Your assignment: Copy the data precisely, keeping every character.

Given entries Block Start

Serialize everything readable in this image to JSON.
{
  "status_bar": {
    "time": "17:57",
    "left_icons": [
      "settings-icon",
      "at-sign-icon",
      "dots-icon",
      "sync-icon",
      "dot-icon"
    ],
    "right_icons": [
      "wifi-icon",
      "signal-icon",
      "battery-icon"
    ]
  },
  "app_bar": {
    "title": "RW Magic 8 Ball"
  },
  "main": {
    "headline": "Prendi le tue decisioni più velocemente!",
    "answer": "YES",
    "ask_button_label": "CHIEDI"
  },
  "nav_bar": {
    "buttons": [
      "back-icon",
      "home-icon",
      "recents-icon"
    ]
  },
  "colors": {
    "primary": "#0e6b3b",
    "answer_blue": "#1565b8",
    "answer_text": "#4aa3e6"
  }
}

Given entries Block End

Problem solution:
Serialize everything readable in this image to JSON.
{
  "status_bar": {
    "time": "17:57",
    "left_icons": [
      "settings-icon",
      "at-sign-icon",
      "dots-icon",
      "sync-icon",
      "dot-icon"
    ],
    "right_icons": [
      "wifi-icon",
      "signal-icon",
      "battery-icon"
    ]
  },
  "app_bar": {
    "title": "RW Magic 8 Ball"
  },
  "main": {
    "headline": "Prendi le tue decisioni più velocemente!",
    "answer": "YES",
    "ask_button_label": "CHIEDI"
  },
  "nav_bar": {
    "buttons": [
      "back-icon",
      "home-icon",
      "recents-icon"
    ]
  },
  "colors": {
    "primary": "#0e6b3b",
    "answer_blue": "#1565b8",
    "answer_text": "#4aa3e6"
  }
}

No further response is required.